Seven years ago, a little blurb appeared in the paper asking anyone interested in helping homeless families in our community to come to a meeting.
Many people wondered what the organizer, the Rev. John Ring of Bluffton, was talking about. Homelessness in paradise? Homeless mothers and babies? Was he kidding?
Carolyn Cherwon of Sun City Hilton Head read the blurb and was intrigued. Today she is board president of the organization that grew from that little blurb: Family Promise of Beaufort County.
It addresses homelessness for adults with children.
"We live in these beautiful gated communities," Cherwon said. "You don't see it. But we're not looking, either."
As Family Promise of Beaufort County marks five years of operation, and the national Family Promise organization celebrates its 25th anniversary this week, more people in Beaufort County see homelessness.

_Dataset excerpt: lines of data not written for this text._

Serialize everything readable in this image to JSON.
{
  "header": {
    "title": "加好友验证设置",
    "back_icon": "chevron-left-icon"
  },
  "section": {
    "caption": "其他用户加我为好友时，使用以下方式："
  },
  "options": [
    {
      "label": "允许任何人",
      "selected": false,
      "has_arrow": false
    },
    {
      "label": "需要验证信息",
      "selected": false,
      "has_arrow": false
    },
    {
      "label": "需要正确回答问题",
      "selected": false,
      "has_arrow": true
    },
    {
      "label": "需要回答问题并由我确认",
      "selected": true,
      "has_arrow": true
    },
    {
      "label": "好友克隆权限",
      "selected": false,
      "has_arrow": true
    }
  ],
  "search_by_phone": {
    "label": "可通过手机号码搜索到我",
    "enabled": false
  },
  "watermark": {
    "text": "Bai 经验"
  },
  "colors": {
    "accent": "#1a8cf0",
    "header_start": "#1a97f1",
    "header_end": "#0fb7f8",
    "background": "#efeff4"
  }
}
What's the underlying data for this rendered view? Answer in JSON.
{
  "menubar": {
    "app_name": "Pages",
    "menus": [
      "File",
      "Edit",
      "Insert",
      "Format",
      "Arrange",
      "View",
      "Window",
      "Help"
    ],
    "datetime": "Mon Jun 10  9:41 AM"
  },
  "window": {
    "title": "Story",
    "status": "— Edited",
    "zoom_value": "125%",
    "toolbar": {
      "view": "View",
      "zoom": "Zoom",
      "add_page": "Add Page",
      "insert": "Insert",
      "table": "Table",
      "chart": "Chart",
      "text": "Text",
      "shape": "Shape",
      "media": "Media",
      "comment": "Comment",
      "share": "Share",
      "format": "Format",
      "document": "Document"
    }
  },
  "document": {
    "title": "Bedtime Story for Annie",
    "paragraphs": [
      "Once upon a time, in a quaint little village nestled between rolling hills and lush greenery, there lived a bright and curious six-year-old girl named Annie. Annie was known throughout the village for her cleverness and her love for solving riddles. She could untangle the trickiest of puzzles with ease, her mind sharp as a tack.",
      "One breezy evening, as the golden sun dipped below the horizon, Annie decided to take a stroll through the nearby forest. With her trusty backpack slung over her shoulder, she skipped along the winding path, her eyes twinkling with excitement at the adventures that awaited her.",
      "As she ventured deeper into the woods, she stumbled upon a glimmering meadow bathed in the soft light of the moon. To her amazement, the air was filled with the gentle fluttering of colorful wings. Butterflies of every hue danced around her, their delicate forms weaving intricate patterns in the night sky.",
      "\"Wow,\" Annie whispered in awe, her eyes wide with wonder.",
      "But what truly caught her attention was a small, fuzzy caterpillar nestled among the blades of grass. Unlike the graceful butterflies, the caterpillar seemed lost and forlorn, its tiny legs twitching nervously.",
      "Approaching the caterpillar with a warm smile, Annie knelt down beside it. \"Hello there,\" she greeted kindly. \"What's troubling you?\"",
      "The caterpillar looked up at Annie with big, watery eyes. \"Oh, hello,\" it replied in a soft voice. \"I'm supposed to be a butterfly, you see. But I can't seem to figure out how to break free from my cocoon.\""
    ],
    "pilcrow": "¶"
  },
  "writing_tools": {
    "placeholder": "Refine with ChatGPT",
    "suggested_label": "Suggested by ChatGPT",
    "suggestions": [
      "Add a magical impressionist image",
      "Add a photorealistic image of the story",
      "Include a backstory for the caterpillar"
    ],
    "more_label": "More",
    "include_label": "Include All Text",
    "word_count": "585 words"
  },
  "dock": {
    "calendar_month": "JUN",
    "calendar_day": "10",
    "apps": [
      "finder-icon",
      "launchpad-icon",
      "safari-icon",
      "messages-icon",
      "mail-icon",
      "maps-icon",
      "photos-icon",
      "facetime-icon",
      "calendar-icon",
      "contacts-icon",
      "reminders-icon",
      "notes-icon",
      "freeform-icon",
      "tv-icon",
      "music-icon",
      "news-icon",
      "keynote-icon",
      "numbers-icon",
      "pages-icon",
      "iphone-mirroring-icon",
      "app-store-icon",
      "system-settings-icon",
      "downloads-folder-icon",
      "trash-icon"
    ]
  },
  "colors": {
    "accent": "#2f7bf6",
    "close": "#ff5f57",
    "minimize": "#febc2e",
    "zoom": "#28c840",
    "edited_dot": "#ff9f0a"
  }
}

"We've come light years in identifying the scope of the problem and translating that into long-term solutions as opposed to Band-Aids," said Fred Leyda. He is director of human services for Beaufort County government, and oversees the Beaufort County Human Services Alliance, a partnership of more than 120 public and private agencies that provide human services.
Seven years ago, the alliance, then under Susan Milne, saw the problem of homelessness and asked Ring to explore the creation of a Family Promise chapter.
At the time, an annual statewide survey showed 33 homeless people in Beaufort County. A state Department of Education report showed 41 homeless children enrolled in Beaufort County schools.
Today's best estimates are 4,000 to 5,000 homeless people in Beaufort County, including 350 children, Leyda said.
"There's still a debate about the numbers," Ring said. "Most of the homeless in this area are hidden. They live in cars, or move around from house to house with friends or family members. And it's a rural area. They're not as visible as they are in an inner-city."
Ring said the community immediately saw ways to help.
Family Promise works because 13 churches in the county host up to four families at a time for one week, four times a year. Another 22 congregations provide everything but the facility. That includes all meals.
Not all of the 600 Family Promise volunteers are involved with a church.
But Cherwon sees it as a way to live her faith. "This gives you the tools," she said.
Executive director Elliott Brown said the group has served 16 families so far this year.
The families average 2.5 people and usually consist of a single mother with preschool-age children. They remain sheltered an average of 70 days. Their main challenges are steady full-time employment, daycare and transportation.
The adults are more likely to work two part-time jobs, she said, but even a full-time job will not enable most clients to afford a two-bedroom apartment.
In southern Beaufort County, the trend is jobs without affordable housing, and in northern Beaufort County, it's housing without jobs, Brown said.
From the outset, volunteers work with families to get them on a sustainable road to independence. They work through a covenant called "90 Days to Success." They have the option of a 12- to 18-month after-care program dealing with life skills, budgeting and other non-crisis help.
Brown said 87 percent of the families move from homelessness to housing. She said this way of dealing with the problem costs a third of what it costs to operate a homeless shelter.
Other local organizations are working with the homeless.
Citizens Opposed to Domestic Abuse and the ACCESS Network both have a housing component, Leyda said.
On Hilton Head, the Hunger and Homeless Coalition was formed in 2010, including its Homelessness Task Force.
In northern Beaufort County, a potential faith-based homeless shelter for adults is in the talking stage, Leyda said.
But more important, agencies are communicating better to coordinate social services. They now use an online Charity Tracker database. It helps them address the roots of problems, Leyda said.
Ring thinks Beaufort County needs a homeless shelter for adults.
But he said Family Promise is doing what it set out to do.
"One thing it really does well," he said, "is keep kids in school. It keeps them well-fed and in a safe place at night. The children are often the victims in this because of circumstances they don't control or decisions adults have made. It's a joy to give those kids a chance. That's the real joy of Family Promise."
Follow columnist David Lauderdale at twitter.com/ThatsLauderdale.